Ward Canyon dog park user: "We come here a lot and there's never been a problem."
Normal Heights and Kensington dog owners took their concerns over the new Ward Canyon–adjacent dog park to the Adams Avenue Recreation Council last week (May 25).
The rec council took up the matter in response to a series of exchanges on Nextdoor.com, where people complained about the dog park, championed by Normal Heights community groups and councilmember Todd Gloria.
No one from Gloria's office attended the meeting, but Jeff Goldstein did, bringing pictures of injuries to his dog's paws from running on the ground cover of bark at the park at the southeast edge of Ward Canyon.
"The bark is pretty chunky — several other people said they had to get splinters taken out of paws," Goldstein said, noting he spent more than $200 at the veterinarian for the injuries. "It sounded to me that I wasn't alone in this." Goldstein said he wants to help improve the park for dogs, and he isn't asking for anything from the city.
Another dog owner, who declined to be identified, said she took her dog to the park a couple of times but now goes elsewhere. "I have a little dog and he doesn't like the bark. He can't run. He can't move. So I don't take him there," she said. "In any other environment he will be a playful dog."
City parks department recreation center director Michelle Chicarelli defended the bark and suggested to Goldstein that he could toughen his dog's paws by walking on asphalt.
"The wood has actually been through a tumbler four times. It was sterilized and tumbled four times," Chicarelli said, noting she takes her dog there. "The large pieces will settle...if you just go out and stomp on it, it will settle."
Rec council chair David Rodger and councilmember Bob Keiser said they were frustrated by the criticism and complained that only a few people showed up for the meeting.
"What was really disappointing is that no one was here for the hearings," Rodger said. "You can basically have five or six people who can create a massive controversy when it's just sensationalism."
The park was created as a temporary measure — for about five years — and officially opened in February.
Despite a report last year that stated $22,000 had been appropriated for the park, according to Rodger, the city authorized about $100,000 for the park and the money is spent. The sterile, tumbled bark cost about $10,000 of that, he said. The choice in ground cover grew out of neighbors' concerns over dust and smells traveling into their homes.
"We gave the neighbors just about everything they asked for," Keiser said. "The ground cover was very expensive."
It also seems to be the problem, a third dog owner said.
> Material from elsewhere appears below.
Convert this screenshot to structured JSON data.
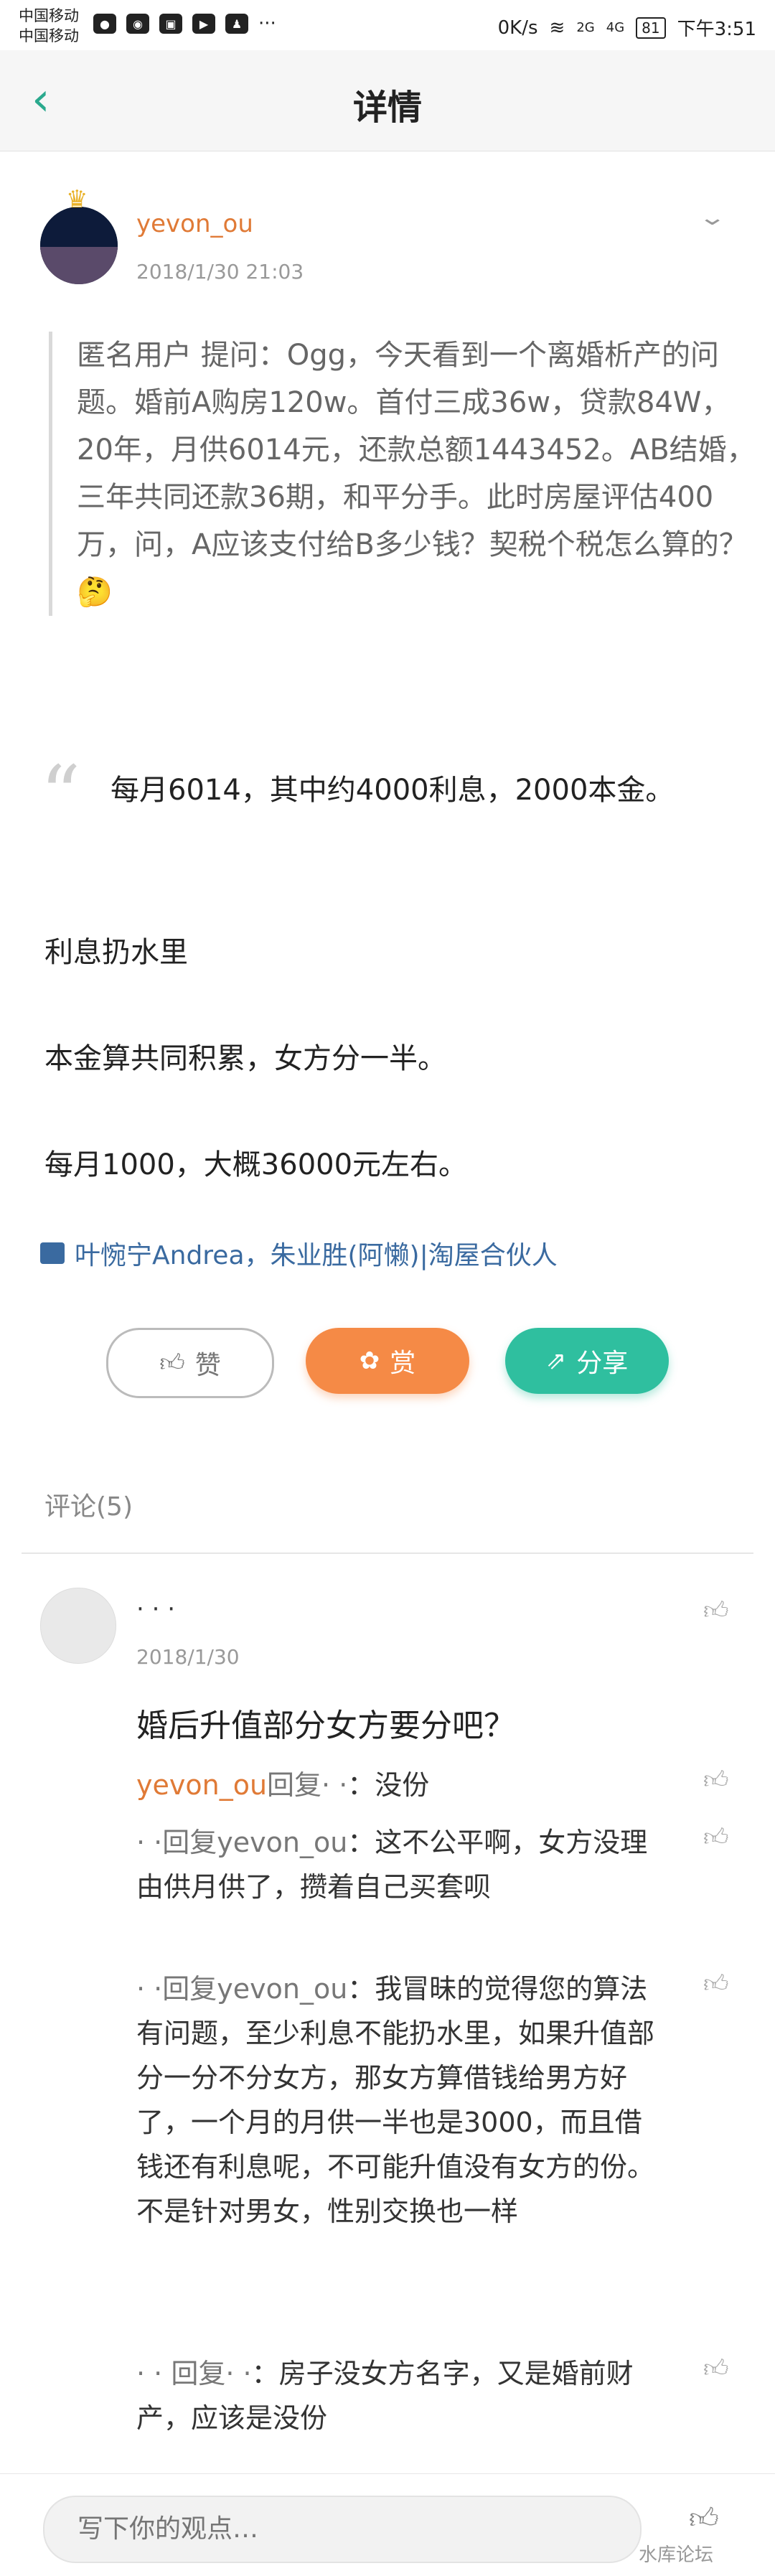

She and Goldstein proposed raking the bark aside to see if that would solve the problems with dogs' paws being injured.
"If that works, we're fine; if not, we can put it back," she said.
But Chicarelli nixed the idea, saying the wood chips just need to settle.
Meanwhile, Rodger grilled Goldstein about comments on a chat-board, where other people complained about similar injuries to their dogs.
"I'm here because I want to help make this better," Goldstein said. "But in the meantime, my dogs and I go to a different park where they won't get hurt."
Despite concerns from some users, plenty of people use the dog park without complaint — except some grousing over the lack of water. On Tuesday (May 31), five dogs played rambunctiously on the big-dog side while more romped through the small-dog area.
"Not everything works for everyone," said Parker's owner while Parker thrashed with the Dude. "We come here a lot and there's never been a problem."